What really has struck me was how the boy’s group immediately began to create a war story. The two girl’s groups could basically be classified as falling into crime/thriller and romance genres, although violence also permeates their stories, too. It’s as if the only narrative in town in destruction. I turned to the teacher at playtime and mused, “How can we change this narrative?” When I talked about this with my husband, saying my little boys were having a war between Cavan and Fermanagh (please no Brexit!), he responded that at that age, inspired by 1950s American telly, he and his friends in Armagh were playing cowboys and Indians. “Of course, we didn’t know then that Colonel Custer was the baddie.”

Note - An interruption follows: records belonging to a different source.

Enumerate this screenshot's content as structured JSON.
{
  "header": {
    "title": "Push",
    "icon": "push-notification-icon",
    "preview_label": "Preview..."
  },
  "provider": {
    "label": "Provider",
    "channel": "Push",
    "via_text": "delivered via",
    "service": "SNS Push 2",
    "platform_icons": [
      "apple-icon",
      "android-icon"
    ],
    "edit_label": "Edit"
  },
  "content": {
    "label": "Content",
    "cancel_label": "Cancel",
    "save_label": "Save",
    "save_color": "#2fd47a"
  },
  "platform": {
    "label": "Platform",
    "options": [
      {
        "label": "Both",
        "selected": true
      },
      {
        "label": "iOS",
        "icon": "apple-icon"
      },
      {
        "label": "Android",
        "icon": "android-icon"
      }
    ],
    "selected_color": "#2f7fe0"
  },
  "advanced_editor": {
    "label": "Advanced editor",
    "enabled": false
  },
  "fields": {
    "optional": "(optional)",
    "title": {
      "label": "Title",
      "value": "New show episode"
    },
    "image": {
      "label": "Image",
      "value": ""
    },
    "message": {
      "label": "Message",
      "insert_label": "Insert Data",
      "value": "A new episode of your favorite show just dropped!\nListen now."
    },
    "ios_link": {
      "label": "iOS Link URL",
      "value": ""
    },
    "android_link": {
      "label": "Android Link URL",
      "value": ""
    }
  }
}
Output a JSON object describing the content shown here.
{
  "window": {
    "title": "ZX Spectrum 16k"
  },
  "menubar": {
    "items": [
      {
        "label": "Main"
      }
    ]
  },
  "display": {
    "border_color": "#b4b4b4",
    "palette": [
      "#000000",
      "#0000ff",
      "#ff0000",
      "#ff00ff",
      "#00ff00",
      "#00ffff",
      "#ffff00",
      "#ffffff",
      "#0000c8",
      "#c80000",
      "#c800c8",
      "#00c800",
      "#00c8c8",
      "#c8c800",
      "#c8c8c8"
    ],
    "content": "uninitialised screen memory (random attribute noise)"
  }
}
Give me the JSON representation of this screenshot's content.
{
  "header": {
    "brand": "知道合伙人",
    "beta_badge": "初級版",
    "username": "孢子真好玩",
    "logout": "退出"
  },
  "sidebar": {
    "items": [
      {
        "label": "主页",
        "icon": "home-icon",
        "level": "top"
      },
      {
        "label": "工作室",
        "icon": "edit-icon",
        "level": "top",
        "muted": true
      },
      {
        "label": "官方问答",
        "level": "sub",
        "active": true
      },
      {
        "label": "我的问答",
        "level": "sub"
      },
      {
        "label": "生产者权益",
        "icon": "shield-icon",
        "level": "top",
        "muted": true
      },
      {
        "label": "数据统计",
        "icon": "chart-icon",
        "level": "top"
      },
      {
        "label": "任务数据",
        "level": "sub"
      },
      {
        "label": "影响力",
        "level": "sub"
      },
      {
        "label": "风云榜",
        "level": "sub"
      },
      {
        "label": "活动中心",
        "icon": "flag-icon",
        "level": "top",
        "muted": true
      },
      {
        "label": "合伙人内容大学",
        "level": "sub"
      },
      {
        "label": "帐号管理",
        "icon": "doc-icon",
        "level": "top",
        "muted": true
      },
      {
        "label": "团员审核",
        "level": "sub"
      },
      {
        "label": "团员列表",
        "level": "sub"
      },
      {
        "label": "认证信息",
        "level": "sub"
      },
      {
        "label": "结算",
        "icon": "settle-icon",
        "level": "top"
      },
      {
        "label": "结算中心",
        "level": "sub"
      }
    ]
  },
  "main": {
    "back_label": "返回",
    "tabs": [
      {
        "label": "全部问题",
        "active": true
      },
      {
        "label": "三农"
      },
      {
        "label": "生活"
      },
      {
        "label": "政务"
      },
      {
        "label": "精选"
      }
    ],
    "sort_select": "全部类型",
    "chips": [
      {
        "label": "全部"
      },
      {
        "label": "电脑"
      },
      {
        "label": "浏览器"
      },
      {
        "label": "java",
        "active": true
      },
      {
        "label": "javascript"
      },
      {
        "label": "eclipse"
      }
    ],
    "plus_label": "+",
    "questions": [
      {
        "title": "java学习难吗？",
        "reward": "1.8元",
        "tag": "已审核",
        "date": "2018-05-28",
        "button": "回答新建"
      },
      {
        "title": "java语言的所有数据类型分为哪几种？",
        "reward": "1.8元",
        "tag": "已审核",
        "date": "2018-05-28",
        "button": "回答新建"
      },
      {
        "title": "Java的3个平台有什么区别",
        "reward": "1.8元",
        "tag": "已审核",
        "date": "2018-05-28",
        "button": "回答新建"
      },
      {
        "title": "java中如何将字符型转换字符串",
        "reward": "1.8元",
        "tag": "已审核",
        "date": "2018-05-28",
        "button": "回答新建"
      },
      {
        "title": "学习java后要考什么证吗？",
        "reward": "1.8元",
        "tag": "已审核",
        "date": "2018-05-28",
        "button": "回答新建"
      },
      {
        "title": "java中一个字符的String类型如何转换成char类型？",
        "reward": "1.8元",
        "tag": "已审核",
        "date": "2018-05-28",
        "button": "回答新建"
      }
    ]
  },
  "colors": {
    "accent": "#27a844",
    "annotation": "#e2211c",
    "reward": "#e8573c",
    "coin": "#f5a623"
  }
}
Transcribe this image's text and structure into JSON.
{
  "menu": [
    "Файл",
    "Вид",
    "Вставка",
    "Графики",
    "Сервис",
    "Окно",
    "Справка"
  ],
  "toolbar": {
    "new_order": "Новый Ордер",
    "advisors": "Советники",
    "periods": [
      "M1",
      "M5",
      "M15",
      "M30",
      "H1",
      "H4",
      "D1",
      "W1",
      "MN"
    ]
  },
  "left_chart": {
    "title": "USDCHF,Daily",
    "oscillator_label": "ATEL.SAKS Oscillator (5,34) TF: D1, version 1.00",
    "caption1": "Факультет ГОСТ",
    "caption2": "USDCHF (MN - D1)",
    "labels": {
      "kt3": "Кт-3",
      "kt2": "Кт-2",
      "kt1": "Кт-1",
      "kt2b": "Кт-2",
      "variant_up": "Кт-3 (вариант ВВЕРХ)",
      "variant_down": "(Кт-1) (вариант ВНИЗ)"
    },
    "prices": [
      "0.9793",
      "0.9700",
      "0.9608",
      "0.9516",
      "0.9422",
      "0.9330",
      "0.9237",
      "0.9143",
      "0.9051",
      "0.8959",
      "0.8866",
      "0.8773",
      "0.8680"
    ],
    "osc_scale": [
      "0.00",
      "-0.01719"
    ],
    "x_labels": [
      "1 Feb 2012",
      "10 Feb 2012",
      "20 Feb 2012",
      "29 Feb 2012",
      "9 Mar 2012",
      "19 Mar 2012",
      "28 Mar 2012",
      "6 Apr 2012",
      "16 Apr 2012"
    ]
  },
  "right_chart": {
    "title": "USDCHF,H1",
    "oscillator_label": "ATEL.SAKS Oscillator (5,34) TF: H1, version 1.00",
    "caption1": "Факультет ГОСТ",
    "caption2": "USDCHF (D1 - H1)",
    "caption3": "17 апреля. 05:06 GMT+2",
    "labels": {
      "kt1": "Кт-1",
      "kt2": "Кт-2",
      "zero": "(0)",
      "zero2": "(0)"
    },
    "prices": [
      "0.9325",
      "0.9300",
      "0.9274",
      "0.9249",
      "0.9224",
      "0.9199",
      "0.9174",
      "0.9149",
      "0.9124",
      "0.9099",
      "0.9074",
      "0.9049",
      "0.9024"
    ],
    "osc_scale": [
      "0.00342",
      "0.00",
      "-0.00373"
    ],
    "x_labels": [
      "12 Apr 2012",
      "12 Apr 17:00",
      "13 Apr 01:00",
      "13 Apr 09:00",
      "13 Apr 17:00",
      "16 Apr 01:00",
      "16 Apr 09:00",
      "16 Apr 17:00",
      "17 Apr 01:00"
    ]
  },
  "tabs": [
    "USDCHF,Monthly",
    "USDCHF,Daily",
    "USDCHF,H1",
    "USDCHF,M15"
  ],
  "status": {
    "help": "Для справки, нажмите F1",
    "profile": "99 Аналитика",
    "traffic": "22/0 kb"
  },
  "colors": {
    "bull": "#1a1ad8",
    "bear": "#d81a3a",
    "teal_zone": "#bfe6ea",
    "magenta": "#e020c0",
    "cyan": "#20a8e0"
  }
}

And, of course, changing the narrative is not exactly in my remit to fit into sixteen hours of classroom time. This is where NaPoWriMo2019’s Day 6 prompt enters my stream of consciousness. ” Today, we’d like to challenge you to write a poem of the possible. What does that mean? Well, take a look at these poems by Raena Shirali and Rachel Mennies. Both poems are squarely focused not on what has happened, or what will happen, but on what might happen if the conditions are right. Today, write a poem that emphasizes the power of “if,” of the woulds and coulds and shoulds of the world.”
So here is a sonnet to possibility.
I was an anxious child with a mother who had many worries. On many a car journey I peppered her with so many “What If…” scenarios I probably fed her own anxieties.
What if little boys did not toy
with the glamour of war,
the thrill of massive destruction?
What if boys did not deploy
into male avatars,
ComicCon cut-outs of action?
What if they dreamed not of cowboys
as played by movie stars
gunning down Native Americans?
"What if..." - asked by anxious boys,
ones already so scarred,
our small hostages to fortune.
What if we raised boys into men
where peace made them sovereign?
Copyright © 2019 Bee Smith. All rights reserved.